The Black Rider: A Theatrical Production by Tom Waits, William S. Burroughs & Robert Wilson (1990)

Yes, you read correctly: there exists a piece of theater whose production brought together three of the most ardently-followed, iconoclastic creators of recent decades. First staged in 1990 at Hamburg’s Thalia Theater, The Black Rider: The Casting of the Magic Bullets appeared as the fruit of multidisciplinary labor from renowned avant-garde director Robert Wilson, best known for extra-long-form productions like Einstein on the Beach, created with Philip Glass; raggedly American singer-songwriter Tom Waits, a musician with no small theatrical bent himself; and William S. Burroughs, writer of Naked LunchJunkie, and other texts that have blown away generations of counterculturally inclined reading minds. They based their tale of a hapless young file clerk in love and his fateful pact with the devil on the German folktale-cum-opera Der Freischütz. Hence the work’s premiere in Germany, and the German dialogue in the television version of the full production above.
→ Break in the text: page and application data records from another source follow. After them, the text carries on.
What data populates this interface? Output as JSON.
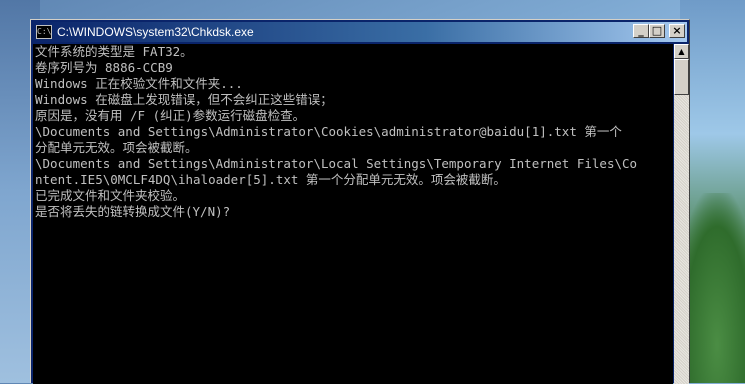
{
  "window": {
    "title": "C:\\WINDOWS\\system32\\Chkdsk.exe",
    "icon_label": "C:\\",
    "buttons": {
      "minimize": "_",
      "maximize": "□",
      "close": "×"
    }
  },
  "console": {
    "lines": [
      "文件系统的类型是 FAT32。",
      "卷序列号为 8886-CCB9",
      "Windows 正在校验文件和文件夹...",
      "Windows 在磁盘上发现错误，但不会纠正这些错误；",
      "原因是，没有用 /F (纠正)参数运行磁盘检查。",
      "\\Documents and Settings\\Administrator\\Cookies\\administrator@baidu[1].txt 第一个",
      "分配单元无效。项会被截断。",
      "\\Documents and Settings\\Administrator\\Local Settings\\Temporary Internet Files\\Co",
      "ntent.IE5\\0MCLF4DQ\\ihaloader[5].txt 第一个分配单元无效。项会被截断。",
      "已完成文件和文件夹校验。",
      "是否将丢失的链转换成文件(Y/N)?"
    ]
  },
  "scrollbar": {
    "up_arrow": "▲"
  },
  "colors": {
    "console_bg": "#000000",
    "console_text": "#c0c0c0",
    "titlebar": "#0a246a"
  }
}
But worry not, non-Germanophones; the Waits-composed songs remain in English, and as with anything directed by Wilson, you buy the ticket as much to a striking pure visual experience as to anything else. You can hear and see more from Waits and Wilson about what went into The Black Rider in the half-hour TV documentary just above. (The narrator may speak German, but everyone else involved speaks English.) For a pure musical experience of The Black Rider, pull up Waits’ eponymous album, released in 1993(See also the bootleg The Black Rider Outtakes.) And now, with twenty years’ distance from The Black Rider’s American debut, maybe we can put the question to ourselves of whether it counts as a streak of poor taste or a stroke of artistic genius to have Burroughs, of all people, pen his own version of a story that — spoiler alert — ends with the protagonist fated to shoot his own bride.

Related Content:

Johnny Depp: A Voom Portrait by Robert Wilson

Watch Big Time, the Concert Film Capturing Tom Waits on His Best Tour Ever (1988)

William S. Burroughs Explains What Artists & Creative Thinkers Do for Humanity: From Galileo to Cézanne and James Joyce

Colin Marshall hosts and produces Notebook on Cities and Culture and writes essays on literature, film, cities, Asia, and aesthetics. He’s at work on a book about Los AngelesA Los Angeles Primer. Follow him on Twitter at @colinmarshall.

by | Permalink | Comments (5) |

Comments (5)
You can skip to the end and leave a response. Pinging is currently not allowed.
  1. db says . . . | November 15, 2013 / 9:50 am

    among the very best theatrical productions I’ve seen – far more engaging than The Civil Wars – right up there with The Seven Streams of the River Ota (, The Cherry Orchard directed by Peter Brook (, and any number of Pina Bausch creations.

  2. Jason Lynn says . . . | November 18, 2013 / 7:16 pm

    I would love to know where to get the rights!

  3. Christof Belka says . . . | March 28, 2014 / 12:14 pm

    For Germany, Austria, Netherlands, Belgium, France, Spain, Italy, Poland, Czech Republic, Armenia, Norway, Denmark & Sweden, the Grand Rights can be acquired through Felix Bloch Erben:

    For all other regions:
    The Grand Rights can be obtained through Miles Feinberg at Music Sales:

  4. Niall says . . . | April 16, 2014 / 4:50 pm

    I was wondering if you knew if there is an english language version of the script available?
    I’m University student and would like it for research. I’ve tried everywhere i can think!

  5. Christof Belka says . . . | May 29, 2014 / 8:25 am

    Niall: Sure. You can get it either through one of the publishers (mentioned above) or try the Robert Wilson Archives in NY (

Add a comment